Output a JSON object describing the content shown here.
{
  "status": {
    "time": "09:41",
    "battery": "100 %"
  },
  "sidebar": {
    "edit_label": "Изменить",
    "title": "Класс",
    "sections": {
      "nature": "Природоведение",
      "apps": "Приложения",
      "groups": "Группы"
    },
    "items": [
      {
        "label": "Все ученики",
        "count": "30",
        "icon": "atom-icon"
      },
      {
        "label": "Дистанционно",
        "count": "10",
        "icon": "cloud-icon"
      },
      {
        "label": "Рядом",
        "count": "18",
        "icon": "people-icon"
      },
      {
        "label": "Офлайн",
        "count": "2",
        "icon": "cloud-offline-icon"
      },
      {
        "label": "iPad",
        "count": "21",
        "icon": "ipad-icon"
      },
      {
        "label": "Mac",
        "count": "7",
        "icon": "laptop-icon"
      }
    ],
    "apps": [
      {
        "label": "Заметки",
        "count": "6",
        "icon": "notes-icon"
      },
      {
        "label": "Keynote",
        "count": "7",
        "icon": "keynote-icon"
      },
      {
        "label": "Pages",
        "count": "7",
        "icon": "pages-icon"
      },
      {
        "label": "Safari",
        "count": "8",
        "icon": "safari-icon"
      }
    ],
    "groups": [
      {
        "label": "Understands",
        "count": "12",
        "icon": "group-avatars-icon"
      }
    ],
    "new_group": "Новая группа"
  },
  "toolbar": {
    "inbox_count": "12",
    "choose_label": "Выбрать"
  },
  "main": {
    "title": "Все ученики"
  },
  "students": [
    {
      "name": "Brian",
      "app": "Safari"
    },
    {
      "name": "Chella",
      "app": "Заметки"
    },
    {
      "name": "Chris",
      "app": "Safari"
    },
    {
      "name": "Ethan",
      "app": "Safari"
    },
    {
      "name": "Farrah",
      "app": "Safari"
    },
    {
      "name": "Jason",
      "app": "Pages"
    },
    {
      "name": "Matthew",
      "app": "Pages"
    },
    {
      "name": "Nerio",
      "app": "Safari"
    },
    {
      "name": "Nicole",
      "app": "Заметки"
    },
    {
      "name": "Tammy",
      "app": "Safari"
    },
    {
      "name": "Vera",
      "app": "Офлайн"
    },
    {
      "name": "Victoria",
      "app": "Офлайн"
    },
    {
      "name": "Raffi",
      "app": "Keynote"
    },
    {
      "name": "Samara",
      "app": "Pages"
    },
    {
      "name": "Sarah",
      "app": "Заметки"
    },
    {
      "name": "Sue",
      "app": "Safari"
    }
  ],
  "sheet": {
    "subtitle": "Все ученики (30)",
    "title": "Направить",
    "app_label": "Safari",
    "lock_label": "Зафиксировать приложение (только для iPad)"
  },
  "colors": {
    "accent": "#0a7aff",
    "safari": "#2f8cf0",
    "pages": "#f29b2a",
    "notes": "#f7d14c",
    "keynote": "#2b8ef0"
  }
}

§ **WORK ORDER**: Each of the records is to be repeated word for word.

§ **RESPONSE**:
Output a JSON object describing the content shown here.
{
  "status": {
    "time": "09:41",
    "battery": "100 %"
  },
  "sidebar": {
    "edit_label": "Изменить",
    "title": "Класс",
    "sections": {
      "nature": "Природоведение",
      "apps": "Приложения",
      "groups": "Группы"
    },
    "items": [
      {
        "label": "Все ученики",
        "count": "30",
        "icon": "atom-icon"
      },
      {
        "label": "Дистанционно",
        "count": "10",
        "icon": "cloud-icon"
      },
      {
        "label": "Рядом",
        "count": "18",
        "icon": "people-icon"
      },
      {
        "label": "Офлайн",
        "count": "2",
        "icon": "cloud-offline-icon"
      },
      {
        "label": "iPad",
        "count": "21",
        "icon": "ipad-icon"
      },
      {
        "label": "Mac",
        "count": "7",
        "icon": "laptop-icon"
      }
    ],
    "apps": [
      {
        "label": "Заметки",
        "count": "6",
        "icon": "notes-icon"
      },
      {
        "label": "Keynote",
        "count": "7",
        "icon": "keynote-icon"
      },
      {
        "label": "Pages",
        "count": "7",
        "icon": "pages-icon"
      },
      {
        "label": "Safari",
        "count": "8",
        "icon": "safari-icon"
      }
    ],
    "groups": [
      {
        "label": "Understands",
        "count": "12",
        "icon": "group-avatars-icon"
      }
    ],
    "new_group": "Новая группа"
  },
  "toolbar": {
    "inbox_count": "12",
    "choose_label": "Выбрать"
  },
  "main": {
    "title": "Все ученики"
  },
  "students": [
    {
      "name": "Brian",
      "app": "Safari"
    },
    {
      "name": "Chella",
      "app": "Заметки"
    },
    {
      "name": "Chris",
      "app": "Safari"
    },
    {
      "name": "Ethan",
      "app": "Safari"
    },
    {
      "name": "Farrah",
      "app": "Safari"
    },
    {
      "name": "Jason",
      "app": "Pages"
    },
    {
      "name": "Matthew",
      "app": "Pages"
    },
    {
      "name": "Nerio",
      "app": "Safari"
    },
    {
      "name": "Nicole",
      "app": "Заметки"
    },
    {
      "name": "Tammy",
      "app": "Safari"
    },
    {
      "name": "Vera",
      "app": "Офлайн"
    },
    {
      "name": "Victoria",
      "app": "Офлайн"
    },
    {
      "name": "Raffi",
      "app": "Keynote"
    },
    {
      "name": "Samara",
      "app": "Pages"
    },
    {
      "name": "Sarah",
      "app": "Заметки"
    },
    {
      "name": "Sue",
      "app": "Safari"
    }
  ],
  "sheet": {
    "subtitle": "Все ученики (30)",
    "title": "Направить",
    "app_label": "Safari",
    "lock_label": "Зафиксировать приложение (только для iPad)"
  },
  "colors": {
    "accent": "#0a7aff",
    "safari": "#2f8cf0",
    "pages": "#f29b2a",
    "notes": "#f7d14c",
    "keynote": "#2b8ef0"
  }
}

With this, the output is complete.